# [WHAT YOU NEED TO DO]
Each record should be reproduced exactly.

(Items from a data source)
--- --- ---

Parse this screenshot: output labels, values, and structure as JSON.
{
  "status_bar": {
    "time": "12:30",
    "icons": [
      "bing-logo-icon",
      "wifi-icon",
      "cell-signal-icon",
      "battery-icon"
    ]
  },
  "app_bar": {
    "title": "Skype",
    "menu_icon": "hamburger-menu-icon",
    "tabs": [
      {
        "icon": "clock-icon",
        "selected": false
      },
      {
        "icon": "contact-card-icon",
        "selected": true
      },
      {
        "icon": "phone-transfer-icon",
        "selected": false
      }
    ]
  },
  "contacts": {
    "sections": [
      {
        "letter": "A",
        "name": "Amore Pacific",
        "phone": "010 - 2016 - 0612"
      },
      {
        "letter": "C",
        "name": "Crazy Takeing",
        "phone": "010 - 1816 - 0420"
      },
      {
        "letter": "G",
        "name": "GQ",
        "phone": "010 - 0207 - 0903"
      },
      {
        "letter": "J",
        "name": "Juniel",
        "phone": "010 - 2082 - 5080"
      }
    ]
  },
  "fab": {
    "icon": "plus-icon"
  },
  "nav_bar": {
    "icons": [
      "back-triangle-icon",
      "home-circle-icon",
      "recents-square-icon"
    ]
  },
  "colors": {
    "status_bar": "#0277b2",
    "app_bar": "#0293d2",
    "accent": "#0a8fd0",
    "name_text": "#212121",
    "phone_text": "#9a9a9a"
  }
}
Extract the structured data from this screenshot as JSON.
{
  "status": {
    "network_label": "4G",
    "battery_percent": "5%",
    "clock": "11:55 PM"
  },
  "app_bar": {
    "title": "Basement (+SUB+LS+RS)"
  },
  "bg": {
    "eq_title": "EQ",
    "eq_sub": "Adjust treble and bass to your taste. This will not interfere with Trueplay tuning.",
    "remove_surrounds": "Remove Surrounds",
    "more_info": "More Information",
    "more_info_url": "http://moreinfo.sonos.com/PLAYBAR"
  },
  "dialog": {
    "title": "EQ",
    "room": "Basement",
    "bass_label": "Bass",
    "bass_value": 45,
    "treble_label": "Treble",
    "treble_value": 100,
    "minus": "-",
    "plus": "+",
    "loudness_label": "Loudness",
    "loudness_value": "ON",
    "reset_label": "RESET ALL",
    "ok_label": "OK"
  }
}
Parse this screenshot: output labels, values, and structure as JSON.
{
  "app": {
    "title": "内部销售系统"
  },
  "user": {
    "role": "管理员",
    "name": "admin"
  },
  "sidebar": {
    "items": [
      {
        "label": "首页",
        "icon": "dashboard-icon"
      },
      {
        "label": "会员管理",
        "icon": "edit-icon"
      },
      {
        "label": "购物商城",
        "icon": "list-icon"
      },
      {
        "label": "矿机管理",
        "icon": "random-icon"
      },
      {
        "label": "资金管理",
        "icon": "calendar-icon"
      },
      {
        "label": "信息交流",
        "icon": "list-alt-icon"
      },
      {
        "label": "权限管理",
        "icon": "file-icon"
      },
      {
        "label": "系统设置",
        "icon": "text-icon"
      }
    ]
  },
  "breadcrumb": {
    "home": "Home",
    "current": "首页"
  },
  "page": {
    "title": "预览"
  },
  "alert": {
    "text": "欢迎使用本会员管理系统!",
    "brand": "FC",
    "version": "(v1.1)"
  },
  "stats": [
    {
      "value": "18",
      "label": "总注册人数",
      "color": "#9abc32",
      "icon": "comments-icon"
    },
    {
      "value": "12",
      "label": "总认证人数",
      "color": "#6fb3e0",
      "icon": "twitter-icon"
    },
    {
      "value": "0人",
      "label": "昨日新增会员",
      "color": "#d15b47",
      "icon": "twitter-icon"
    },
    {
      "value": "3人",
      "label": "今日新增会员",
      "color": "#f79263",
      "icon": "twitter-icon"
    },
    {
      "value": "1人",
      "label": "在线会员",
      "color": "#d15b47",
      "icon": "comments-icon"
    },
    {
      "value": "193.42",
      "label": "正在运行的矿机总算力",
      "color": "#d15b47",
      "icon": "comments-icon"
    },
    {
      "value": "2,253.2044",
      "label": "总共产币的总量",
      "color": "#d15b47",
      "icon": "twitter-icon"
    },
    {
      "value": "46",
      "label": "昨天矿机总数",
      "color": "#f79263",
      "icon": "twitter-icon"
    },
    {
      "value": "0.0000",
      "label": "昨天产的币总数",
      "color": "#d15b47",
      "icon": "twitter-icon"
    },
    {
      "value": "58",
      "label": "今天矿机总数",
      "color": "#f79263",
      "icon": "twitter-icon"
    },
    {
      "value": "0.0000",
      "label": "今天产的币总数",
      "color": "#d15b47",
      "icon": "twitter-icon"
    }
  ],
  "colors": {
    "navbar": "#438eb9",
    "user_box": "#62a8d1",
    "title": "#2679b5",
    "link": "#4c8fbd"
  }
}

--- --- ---

# [REPLY]
Parse this screenshot: output labels, values, and structure as JSON.
{
  "status_bar": {
    "time": "12:30",
    "icons": [
      "bing-logo-icon",
      "wifi-icon",
      "cell-signal-icon",
      "battery-icon"
    ]
  },
  "app_bar": {
    "title": "Skype",
    "menu_icon": "hamburger-menu-icon",
    "tabs": [
      {
        "icon": "clock-icon",
        "selected": false
      },
      {
        "icon": "contact-card-icon",
        "selected": true
      },
      {
        "icon": "phone-transfer-icon",
        "selected": false
      }
    ]
  },
  "contacts": {
    "sections": [
      {
        "letter": "A",
        "name": "Amore Pacific",
        "phone": "010 - 2016 - 0612"
      },
      {
        "letter": "C",
        "name": "Crazy Takeing",
        "phone": "010 - 1816 - 0420"
      },
      {
        "letter": "G",
        "name": "GQ",
        "phone": "010 - 0207 - 0903"
      },
      {
        "letter": "J",
        "name": "Juniel",
        "phone": "010 - 2082 - 5080"
      }
    ]
  },
  "fab": {
    "icon": "plus-icon"
  },
  "nav_bar": {
    "icons": [
      "back-triangle-icon",
      "home-circle-icon",
      "recents-square-icon"
    ]
  },
  "colors": {
    "status_bar": "#0277b2",
    "app_bar": "#0293d2",
    "accent": "#0a8fd0",
    "name_text": "#212121",
    "phone_text": "#9a9a9a"
  }
}
Extract the structured data from this screenshot as JSON.
{
  "status": {
    "network_label": "4G",
    "battery_percent": "5%",
    "clock": "11:55 PM"
  },
  "app_bar": {
    "title": "Basement (+SUB+LS+RS)"
  },
  "bg": {
    "eq_title": "EQ",
    "eq_sub": "Adjust treble and bass to your taste. This will not interfere with Trueplay tuning.",
    "remove_surrounds": "Remove Surrounds",
    "more_info": "More Information",
    "more_info_url": "http://moreinfo.sonos.com/PLAYBAR"
  },
  "dialog": {
    "title": "EQ",
    "room": "Basement",
    "bass_label": "Bass",
    "bass_value": 45,
    "treble_label": "Treble",
    "treble_value": 100,
    "minus": "-",
    "plus": "+",
    "loudness_label": "Loudness",
    "loudness_value": "ON",
    "reset_label": "RESET ALL",
    "ok_label": "OK"
  }
}
Parse this screenshot: output labels, values, and structure as JSON.
{
  "app": {
    "title": "内部销售系统"
  },
  "user": {
    "role": "管理员",
    "name": "admin"
  },
  "sidebar": {
    "items": [
      {
        "label": "首页",
        "icon": "dashboard-icon"
      },
      {
        "label": "会员管理",
        "icon": "edit-icon"
      },
      {
        "label": "购物商城",
        "icon": "list-icon"
      },
      {
        "label": "矿机管理",
        "icon": "random-icon"
      },
      {
        "label": "资金管理",
        "icon": "calendar-icon"
      },
      {
        "label": "信息交流",
        "icon": "list-alt-icon"
      },
      {
        "label": "权限管理",
        "icon": "file-icon"
      },
      {
        "label": "系统设置",
        "icon": "text-icon"
      }
    ]
  },
  "breadcrumb": {
    "home": "Home",
    "current": "首页"
  },
  "page": {
    "title": "预览"
  },
  "alert": {
    "text": "欢迎使用本会员管理系统!",
    "brand": "FC",
    "version": "(v1.1)"
  },
  "stats": [
    {
      "value": "18",
      "label": "总注册人数",
      "color": "#9abc32",
      "icon": "comments-icon"
    },
    {
      "value": "12",
      "label": "总认证人数",
      "color": "#6fb3e0",
      "icon": "twitter-icon"
    },
    {
      "value": "0人",
      "label": "昨日新增会员",
      "color": "#d15b47",
      "icon": "twitter-icon"
    },
    {
      "value": "3人",
      "label": "今日新增会员",
      "color": "#f79263",
      "icon": "twitter-icon"
    },
    {
      "value": "1人",
      "label": "在线会员",
      "color": "#d15b47",
      "icon": "comments-icon"
    },
    {
      "value": "193.42",
      "label": "正在运行的矿机总算力",
      "color": "#d15b47",
      "icon": "comments-icon"
    },
    {
      "value": "2,253.2044",
      "label": "总共产币的总量",
      "color": "#d15b47",
      "icon": "twitter-icon"
    },
    {
      "value": "46",
      "label": "昨天矿机总数",
      "color": "#f79263",
      "icon": "twitter-icon"
    },
    {
      "value": "0.0000",
      "label": "昨天产的币总数",
      "color": "#d15b47",
      "icon": "twitter-icon"
    },
    {
      "value": "58",
      "label": "今天矿机总数",
      "color": "#f79263",
      "icon": "twitter-icon"
    },
    {
      "value": "0.0000",
      "label": "今天产的币总数",
      "color": "#d15b47",
      "icon": "twitter-icon"
    }
  ],
  "colors": {
    "navbar": "#438eb9",
    "user_box": "#62a8d1",
    "title": "#2679b5",
    "link": "#4c8fbd"
  }
}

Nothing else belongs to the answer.